State data quality has improved substantially in recent submissions. As DQ Atlas demonstrates, state data quality in 2017 is similar to 2018, and both years are notably better than the previously released 2016 data. The vast majority of states and territories (44 in total) had an equal or higher proportion of DQ Assessments of “low concern” in 2017 compared to 2016. Arkansas and Puerto Rico, which CMS previously excluded from the previous TAF RIFs due to significant data quality issues, submitted greatly improved data now available in the 2017 and 2018 TAF RIFs. Mississippi has also implemented large improvements in data quality between 2016 and 2017. Additionally, data from the U.S. Virgin Islands and accompanying data quality information are now available for the first time.
How do researchers and external partners obtain access to TAF RIF?
All external researchers who want to obtain access to the TAF RIFs should contact the CMS Research Data Assistance Center (ResDAC). ResDAC staff will work with the researcher to identify the CMS data files available to conduct his/her study and assist with completing the forms needed for the request package. Researchers who are approved for access to the TAF will be required to sign a CMS data use agreement that contains strict beneficiary privacy and data security requirements. To learn more, visit the ResDAC website at: https://www.resdac.org/.
CMS plans to rerun the 2014-2016 TAF RIFs to reflect improved data quality and expects to release updated data in October 2020. Next, CMS expects to release preliminary 2019 TAF RIFs in December 2020, with the final 2019 TAF RIFs released in 2021. Lastly, CMS plans to rerun the 2017 and 2018 TAF RIFs in 2021 to reflect improved state data quality.

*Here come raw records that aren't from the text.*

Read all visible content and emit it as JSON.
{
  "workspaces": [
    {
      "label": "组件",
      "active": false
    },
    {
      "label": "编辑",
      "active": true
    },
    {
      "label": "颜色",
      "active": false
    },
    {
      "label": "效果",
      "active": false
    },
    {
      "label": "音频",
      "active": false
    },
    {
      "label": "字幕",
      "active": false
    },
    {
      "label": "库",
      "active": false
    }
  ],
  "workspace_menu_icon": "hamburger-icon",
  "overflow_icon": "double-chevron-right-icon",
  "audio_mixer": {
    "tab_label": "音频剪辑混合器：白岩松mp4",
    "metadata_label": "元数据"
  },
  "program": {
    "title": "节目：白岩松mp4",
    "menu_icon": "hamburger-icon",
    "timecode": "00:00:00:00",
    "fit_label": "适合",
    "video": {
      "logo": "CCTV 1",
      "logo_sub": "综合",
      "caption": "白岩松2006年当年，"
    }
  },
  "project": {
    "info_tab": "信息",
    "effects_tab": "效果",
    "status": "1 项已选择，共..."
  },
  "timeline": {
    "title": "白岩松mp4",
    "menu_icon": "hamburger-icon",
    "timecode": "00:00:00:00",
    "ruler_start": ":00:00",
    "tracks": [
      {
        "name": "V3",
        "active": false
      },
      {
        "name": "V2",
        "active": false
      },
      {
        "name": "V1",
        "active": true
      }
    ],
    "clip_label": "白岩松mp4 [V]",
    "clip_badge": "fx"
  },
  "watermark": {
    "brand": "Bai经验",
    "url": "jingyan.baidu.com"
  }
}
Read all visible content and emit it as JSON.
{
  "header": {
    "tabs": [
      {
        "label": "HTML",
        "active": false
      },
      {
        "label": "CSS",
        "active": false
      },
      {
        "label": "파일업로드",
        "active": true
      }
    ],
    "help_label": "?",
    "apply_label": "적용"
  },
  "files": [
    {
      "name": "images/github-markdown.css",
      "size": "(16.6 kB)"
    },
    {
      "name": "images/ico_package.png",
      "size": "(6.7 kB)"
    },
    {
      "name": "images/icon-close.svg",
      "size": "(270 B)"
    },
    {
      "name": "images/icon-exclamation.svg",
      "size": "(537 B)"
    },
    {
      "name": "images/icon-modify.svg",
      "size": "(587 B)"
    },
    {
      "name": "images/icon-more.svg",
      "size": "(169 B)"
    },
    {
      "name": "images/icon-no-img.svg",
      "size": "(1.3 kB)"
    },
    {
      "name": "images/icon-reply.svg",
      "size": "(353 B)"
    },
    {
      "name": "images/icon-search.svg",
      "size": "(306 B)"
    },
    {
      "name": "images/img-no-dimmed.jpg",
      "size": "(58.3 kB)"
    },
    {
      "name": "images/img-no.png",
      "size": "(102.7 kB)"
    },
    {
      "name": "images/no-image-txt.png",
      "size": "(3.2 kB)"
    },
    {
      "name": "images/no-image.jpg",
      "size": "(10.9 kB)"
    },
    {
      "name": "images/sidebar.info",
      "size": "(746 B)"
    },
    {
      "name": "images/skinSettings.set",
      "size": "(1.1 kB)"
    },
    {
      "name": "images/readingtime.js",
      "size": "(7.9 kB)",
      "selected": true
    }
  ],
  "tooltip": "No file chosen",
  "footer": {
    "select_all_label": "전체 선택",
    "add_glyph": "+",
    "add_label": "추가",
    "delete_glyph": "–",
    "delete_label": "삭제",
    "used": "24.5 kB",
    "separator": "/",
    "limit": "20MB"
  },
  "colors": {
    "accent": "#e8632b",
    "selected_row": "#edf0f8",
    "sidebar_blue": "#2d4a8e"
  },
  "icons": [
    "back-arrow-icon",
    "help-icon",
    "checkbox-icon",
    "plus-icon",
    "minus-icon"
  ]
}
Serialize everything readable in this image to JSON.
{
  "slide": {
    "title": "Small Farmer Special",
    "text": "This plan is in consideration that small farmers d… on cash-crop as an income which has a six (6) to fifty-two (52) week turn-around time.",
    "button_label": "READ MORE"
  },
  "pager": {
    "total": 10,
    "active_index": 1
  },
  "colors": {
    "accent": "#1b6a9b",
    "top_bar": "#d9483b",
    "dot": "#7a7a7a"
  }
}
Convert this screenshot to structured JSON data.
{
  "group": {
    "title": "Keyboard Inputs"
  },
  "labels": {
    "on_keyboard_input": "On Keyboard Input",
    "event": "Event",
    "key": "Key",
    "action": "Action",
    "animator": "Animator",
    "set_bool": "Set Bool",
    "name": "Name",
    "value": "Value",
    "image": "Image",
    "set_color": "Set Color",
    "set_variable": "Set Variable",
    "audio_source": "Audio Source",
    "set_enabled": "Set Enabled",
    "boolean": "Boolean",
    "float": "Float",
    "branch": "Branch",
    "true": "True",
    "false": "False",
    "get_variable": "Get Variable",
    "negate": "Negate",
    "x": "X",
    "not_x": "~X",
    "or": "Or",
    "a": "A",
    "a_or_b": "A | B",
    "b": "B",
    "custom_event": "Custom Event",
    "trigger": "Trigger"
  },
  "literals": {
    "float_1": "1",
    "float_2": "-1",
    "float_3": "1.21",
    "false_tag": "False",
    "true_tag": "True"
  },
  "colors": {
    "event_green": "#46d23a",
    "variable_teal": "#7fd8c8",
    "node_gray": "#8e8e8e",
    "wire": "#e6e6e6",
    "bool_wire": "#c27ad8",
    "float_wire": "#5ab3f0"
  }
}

CMS’s release of the 2017 and 2018 TAF RIFs is a major step towards sharing timely data necessary for ensuring robust monitoring and oversight of Medicaid and CHIP. By using these Medicaid and CHIP data, CMS, states and researchers will help drive smarter spending and better health outcomes for Medicaid and CHIP beneficiaries.